[TASK OBJECTIVE] Copy every line from the one containing "Enumerate this screenshot's" through the last line of the records below, both included, and nothing else.

[GIVEN DATA]

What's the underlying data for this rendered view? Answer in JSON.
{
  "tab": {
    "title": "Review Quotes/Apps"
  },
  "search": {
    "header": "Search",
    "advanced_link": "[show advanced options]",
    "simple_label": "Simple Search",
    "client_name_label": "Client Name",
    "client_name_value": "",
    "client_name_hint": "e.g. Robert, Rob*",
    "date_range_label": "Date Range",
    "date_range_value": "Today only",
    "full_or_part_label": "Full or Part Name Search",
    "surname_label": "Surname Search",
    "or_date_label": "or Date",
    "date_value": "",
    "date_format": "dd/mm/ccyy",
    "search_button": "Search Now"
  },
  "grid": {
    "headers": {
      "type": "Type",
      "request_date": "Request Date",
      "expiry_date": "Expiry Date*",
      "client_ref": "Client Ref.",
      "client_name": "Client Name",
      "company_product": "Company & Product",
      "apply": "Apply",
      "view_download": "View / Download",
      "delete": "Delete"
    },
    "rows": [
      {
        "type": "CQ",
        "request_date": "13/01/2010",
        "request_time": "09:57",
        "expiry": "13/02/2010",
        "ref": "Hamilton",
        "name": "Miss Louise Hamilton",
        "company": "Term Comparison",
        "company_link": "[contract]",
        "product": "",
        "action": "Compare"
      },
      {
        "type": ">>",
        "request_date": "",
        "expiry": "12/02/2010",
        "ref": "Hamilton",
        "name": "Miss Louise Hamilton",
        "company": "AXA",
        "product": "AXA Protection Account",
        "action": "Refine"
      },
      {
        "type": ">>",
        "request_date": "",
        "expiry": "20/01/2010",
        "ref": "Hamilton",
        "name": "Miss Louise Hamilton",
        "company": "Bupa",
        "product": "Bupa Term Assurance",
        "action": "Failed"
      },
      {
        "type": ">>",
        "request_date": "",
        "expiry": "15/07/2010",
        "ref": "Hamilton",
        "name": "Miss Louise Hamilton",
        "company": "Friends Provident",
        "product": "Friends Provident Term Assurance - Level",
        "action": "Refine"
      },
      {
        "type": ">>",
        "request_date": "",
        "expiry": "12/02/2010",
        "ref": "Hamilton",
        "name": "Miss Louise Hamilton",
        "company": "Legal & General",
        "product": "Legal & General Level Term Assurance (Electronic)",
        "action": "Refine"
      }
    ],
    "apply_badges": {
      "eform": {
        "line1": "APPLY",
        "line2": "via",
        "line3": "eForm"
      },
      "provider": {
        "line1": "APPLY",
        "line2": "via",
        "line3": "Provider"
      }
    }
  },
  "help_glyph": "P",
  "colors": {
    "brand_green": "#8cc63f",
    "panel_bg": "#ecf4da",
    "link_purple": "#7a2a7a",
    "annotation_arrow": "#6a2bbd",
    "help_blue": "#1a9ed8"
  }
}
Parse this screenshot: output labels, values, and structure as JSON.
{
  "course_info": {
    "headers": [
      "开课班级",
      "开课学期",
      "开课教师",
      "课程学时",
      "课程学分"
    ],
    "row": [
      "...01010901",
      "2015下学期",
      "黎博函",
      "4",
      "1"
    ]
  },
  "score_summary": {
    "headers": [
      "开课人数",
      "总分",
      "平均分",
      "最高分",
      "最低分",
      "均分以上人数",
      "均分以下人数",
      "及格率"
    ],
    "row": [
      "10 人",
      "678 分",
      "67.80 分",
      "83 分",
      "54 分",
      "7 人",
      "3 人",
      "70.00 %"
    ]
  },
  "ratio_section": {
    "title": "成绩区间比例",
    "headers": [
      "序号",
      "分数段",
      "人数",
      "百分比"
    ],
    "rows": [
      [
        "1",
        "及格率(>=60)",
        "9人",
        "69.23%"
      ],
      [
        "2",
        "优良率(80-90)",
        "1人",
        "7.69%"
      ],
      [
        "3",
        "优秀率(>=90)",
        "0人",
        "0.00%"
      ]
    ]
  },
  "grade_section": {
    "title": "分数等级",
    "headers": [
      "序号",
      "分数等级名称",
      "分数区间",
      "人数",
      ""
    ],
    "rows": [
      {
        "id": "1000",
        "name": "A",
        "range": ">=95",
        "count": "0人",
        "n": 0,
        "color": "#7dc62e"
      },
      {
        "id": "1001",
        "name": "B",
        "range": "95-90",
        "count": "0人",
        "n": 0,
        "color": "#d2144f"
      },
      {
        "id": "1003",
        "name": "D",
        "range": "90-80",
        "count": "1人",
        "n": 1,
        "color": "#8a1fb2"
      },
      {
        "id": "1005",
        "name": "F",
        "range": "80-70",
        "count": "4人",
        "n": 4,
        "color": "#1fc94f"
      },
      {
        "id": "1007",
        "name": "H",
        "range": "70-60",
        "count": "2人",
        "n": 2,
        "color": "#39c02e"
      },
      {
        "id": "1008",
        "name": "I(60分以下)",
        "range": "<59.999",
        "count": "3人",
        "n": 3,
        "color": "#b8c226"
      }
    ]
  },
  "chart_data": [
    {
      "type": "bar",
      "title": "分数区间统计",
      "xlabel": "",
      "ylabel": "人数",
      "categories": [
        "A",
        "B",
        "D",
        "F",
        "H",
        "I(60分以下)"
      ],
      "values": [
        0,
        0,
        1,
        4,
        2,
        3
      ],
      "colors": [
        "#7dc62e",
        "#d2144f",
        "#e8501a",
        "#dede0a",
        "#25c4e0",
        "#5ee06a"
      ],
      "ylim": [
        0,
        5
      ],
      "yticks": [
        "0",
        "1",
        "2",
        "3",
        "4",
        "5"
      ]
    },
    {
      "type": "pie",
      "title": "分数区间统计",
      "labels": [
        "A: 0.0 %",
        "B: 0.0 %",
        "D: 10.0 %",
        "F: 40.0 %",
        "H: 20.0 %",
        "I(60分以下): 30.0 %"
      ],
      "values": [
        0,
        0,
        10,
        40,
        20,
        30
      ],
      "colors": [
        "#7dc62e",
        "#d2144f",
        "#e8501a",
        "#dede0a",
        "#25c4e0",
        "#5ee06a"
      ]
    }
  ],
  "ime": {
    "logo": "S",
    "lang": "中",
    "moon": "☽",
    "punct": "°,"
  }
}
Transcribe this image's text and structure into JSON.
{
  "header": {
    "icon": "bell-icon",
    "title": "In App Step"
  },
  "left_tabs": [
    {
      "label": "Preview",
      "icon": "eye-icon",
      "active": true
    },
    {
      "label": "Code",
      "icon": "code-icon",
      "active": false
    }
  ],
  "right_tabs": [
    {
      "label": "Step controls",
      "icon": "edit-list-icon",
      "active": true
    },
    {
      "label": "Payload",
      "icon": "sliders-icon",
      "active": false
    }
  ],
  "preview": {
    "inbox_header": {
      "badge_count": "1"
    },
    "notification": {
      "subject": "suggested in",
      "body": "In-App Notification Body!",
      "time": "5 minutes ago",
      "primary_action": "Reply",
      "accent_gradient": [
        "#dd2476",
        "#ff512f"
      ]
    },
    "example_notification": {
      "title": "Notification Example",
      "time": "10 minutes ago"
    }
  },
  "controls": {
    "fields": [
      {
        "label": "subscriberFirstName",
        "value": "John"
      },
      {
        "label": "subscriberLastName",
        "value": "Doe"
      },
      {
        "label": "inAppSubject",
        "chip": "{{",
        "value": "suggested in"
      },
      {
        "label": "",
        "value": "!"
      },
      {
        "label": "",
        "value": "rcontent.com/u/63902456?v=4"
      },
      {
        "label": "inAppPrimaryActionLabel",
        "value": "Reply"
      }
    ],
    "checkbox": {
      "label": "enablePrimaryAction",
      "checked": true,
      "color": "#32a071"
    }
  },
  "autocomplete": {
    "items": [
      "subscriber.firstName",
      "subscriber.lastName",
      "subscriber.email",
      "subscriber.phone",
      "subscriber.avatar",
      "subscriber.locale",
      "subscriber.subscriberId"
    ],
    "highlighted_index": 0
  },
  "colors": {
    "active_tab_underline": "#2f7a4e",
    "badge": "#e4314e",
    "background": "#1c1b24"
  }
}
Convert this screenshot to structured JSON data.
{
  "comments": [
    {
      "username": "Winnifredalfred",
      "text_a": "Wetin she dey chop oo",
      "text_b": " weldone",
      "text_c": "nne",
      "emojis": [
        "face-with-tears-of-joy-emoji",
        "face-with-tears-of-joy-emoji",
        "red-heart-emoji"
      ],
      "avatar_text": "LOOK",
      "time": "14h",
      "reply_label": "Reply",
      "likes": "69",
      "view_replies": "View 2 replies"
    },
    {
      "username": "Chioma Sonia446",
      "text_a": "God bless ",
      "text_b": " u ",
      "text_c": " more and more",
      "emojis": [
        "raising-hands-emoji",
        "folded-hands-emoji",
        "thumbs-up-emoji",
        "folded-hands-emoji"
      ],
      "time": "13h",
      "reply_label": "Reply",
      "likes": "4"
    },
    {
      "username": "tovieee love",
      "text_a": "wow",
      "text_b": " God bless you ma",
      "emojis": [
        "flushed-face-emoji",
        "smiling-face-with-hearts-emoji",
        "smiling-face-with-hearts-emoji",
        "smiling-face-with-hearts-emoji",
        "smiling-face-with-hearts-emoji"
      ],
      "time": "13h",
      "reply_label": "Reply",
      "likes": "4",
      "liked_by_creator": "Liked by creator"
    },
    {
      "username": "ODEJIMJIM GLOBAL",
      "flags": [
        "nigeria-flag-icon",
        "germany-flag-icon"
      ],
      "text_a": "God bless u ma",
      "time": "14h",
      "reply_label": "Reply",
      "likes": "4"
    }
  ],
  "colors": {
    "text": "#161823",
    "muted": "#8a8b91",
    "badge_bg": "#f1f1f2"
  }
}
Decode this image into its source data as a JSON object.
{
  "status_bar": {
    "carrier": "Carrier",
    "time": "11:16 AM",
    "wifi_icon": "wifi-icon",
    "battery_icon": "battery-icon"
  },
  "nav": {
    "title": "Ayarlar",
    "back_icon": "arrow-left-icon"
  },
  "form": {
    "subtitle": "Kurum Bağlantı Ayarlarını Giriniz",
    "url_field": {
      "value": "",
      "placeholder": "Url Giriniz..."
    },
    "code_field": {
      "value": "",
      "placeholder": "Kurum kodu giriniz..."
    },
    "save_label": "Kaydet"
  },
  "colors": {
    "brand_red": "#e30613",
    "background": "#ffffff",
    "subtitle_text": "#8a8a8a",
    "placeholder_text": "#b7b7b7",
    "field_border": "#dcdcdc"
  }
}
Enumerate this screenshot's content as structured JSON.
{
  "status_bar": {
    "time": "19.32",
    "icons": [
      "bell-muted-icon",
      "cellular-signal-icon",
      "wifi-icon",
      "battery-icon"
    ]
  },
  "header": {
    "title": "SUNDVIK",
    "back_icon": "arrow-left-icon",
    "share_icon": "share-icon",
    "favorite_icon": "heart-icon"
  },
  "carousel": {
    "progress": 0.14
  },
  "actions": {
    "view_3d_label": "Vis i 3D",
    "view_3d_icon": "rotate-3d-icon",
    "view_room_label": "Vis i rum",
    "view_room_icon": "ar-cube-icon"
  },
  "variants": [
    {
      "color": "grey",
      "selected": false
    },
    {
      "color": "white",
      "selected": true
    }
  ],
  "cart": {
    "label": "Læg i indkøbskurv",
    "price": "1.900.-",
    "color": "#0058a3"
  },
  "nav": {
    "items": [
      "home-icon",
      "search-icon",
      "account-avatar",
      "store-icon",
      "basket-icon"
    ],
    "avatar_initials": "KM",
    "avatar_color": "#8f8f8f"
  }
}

[OUTPUT FOR THIS TASK]
Enumerate this screenshot's content as structured JSON.
{
  "status_bar": {
    "time": "19.32",
    "icons": [
      "bell-muted-icon",
      "cellular-signal-icon",
      "wifi-icon",
      "battery-icon"
    ]
  },
  "header": {
    "title": "SUNDVIK",
    "back_icon": "arrow-left-icon",
    "share_icon": "share-icon",
    "favorite_icon": "heart-icon"
  },
  "carousel": {
    "progress": 0.14
  },
  "actions": {
    "view_3d_label": "Vis i 3D",
    "view_3d_icon": "rotate-3d-icon",
    "view_room_label": "Vis i rum",
    "view_room_icon": "ar-cube-icon"
  },
  "variants": [
    {
      "color": "grey",
      "selected": false
    },
    {
      "color": "white",
      "selected": true
    }
  ],
  "cart": {
    "label": "Læg i indkøbskurv",
    "price": "1.900.-",
    "color": "#0058a3"
  },
  "nav": {
    "items": [
      "home-icon",
      "search-icon",
      "account-avatar",
      "store-icon",
      "basket-icon"
    ],
    "avatar_initials": "KM",
    "avatar_color": "#8f8f8f"
  }
}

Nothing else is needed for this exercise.